Against the backdrop of the Mahābhārata, there is a multitude of stories taking place, each of them guiding their own commentary on history and social behaviour. Gender identity is a big one but not usually as open to discussion. The title refers to Yuvanashva, a childless King who mistakenly drinks a magic potion intended to make his queens pregnant. While Yuvanashva was seen as a good king, the more interesting story is tied up with his identity, his sense of worth, and his sense of duty. 

Other Great Hindu Mythology Books

cover of The Immortals of Meluha (The Shiva Trilogy) by Amish Tripathi (BIPOC he/him)

The Immortals of Meluha (The Shiva Trilogy) by Amish Tripathi

The first book in The Shiva Trilogy follows the plight of Shiva from extraordinary man to god status. Meluha refers to the land otherwise known as the Indus Valley and is also considered the birthplace of Hinduism. Over time, the people continue to experience environmental disasters and terrorist attacks from nearby. They put all their hope in the legend of a hero. This is a fantastical adventure about how the Hindu gods may have once been humans first.

cover of Ahalya by Koral Dasgupta (BIPOC she/her)

Ahalya by Koral Dasgupta

Ahalya’s story is fairly well-known in Hindu mythology. Ahalya was said to be created by Brahma himself as the idea of perfection. She was accused of adultery and cursed to stone by her husband Gautam, a sage who vowed to celibacy. But the adultery was a trick by Indra and part of a common insult to women: the expectation of innocence versus the desire for love. Dasgupta’s use of nature-inspired prose gives a beautiful setting to Ahalya’s story in both the myth and contemporary society.

cover of Namaha: Stories from the Land of Gods and Goddesses by Abhishek Singh (he/him)

Namaha: Stories from the Land of Gods and Goddesses by Abhishek Singh

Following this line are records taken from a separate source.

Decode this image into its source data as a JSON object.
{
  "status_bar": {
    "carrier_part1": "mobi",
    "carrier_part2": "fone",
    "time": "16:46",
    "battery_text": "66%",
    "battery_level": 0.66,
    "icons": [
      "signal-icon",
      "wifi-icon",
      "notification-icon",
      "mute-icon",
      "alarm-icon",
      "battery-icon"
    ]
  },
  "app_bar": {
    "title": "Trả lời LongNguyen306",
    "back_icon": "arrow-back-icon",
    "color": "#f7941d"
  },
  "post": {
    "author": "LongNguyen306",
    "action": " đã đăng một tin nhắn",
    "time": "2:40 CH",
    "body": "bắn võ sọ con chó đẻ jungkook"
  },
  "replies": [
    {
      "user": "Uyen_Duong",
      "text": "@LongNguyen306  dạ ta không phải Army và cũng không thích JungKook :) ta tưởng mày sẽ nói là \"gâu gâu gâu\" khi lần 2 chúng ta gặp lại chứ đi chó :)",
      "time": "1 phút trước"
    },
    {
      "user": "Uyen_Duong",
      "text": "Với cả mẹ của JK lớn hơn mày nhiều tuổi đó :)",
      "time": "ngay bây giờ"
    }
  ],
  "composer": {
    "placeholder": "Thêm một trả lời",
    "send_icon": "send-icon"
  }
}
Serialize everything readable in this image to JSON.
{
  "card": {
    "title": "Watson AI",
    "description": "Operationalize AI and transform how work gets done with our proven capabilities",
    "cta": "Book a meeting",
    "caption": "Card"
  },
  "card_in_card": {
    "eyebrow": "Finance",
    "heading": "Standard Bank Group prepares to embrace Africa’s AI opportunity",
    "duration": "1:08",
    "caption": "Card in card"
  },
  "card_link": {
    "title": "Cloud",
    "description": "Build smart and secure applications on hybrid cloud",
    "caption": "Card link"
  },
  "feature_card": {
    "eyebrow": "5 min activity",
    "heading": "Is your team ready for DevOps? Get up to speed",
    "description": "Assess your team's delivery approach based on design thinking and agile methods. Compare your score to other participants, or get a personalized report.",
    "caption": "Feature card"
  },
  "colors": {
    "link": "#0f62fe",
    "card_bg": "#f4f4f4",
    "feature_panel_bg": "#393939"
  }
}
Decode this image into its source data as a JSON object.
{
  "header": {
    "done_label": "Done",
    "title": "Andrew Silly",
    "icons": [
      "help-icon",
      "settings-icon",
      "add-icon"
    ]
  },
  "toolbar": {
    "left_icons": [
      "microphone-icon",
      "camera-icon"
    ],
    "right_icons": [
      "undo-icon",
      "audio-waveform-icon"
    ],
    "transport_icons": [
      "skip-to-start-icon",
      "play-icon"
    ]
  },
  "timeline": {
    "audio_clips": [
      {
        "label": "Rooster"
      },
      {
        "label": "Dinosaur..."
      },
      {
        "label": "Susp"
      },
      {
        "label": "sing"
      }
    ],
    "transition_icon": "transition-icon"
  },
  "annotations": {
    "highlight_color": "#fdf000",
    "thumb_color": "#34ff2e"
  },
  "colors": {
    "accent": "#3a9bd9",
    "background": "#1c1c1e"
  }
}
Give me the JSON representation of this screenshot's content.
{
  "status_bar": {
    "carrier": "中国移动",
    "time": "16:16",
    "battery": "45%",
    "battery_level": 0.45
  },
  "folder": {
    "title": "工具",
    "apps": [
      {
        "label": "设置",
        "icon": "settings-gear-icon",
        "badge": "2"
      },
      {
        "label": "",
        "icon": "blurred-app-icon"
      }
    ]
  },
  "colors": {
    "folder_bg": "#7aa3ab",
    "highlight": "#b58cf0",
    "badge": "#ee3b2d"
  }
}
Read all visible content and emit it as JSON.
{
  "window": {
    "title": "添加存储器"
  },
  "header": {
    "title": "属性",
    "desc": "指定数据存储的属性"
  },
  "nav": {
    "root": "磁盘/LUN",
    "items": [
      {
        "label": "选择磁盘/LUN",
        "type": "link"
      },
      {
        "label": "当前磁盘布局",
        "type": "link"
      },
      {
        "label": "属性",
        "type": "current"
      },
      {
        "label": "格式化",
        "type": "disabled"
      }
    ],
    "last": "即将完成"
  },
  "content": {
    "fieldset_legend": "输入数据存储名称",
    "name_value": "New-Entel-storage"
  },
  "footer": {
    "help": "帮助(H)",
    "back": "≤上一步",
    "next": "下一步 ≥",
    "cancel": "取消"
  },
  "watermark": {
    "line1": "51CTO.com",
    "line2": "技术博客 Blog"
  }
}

This book is more a visual journey than literal storytelling. While the blurb says “ancient Indian mythology,” it is important to know that does not mean an exact match with Hindu mythology. Singh explains in the afterword how these stories are “reimaginations of Vedantic, Puranic, and Upanishadic texts,” all part of Hinduism. The illustrations are part of a deeper message to connect with the older texts and allow the reader to explore the ideals of Hindu mythology. Each page gives something more to think about. It is beautiful and mesmerising, the perfect companion when you are reading other great Hindu mythology books.

Hindu mythology books share such an amazing and wide array of stories. The offering of such vibrant characters gives us plenty of opportunity to explore alternate views and fresh perspectives. You can also gain a better understanding of Indian history and Hinduism’s influence with Senjuti’s comprehensive reading list, as well as this examination of Hindu epics and whether they should be considered myths.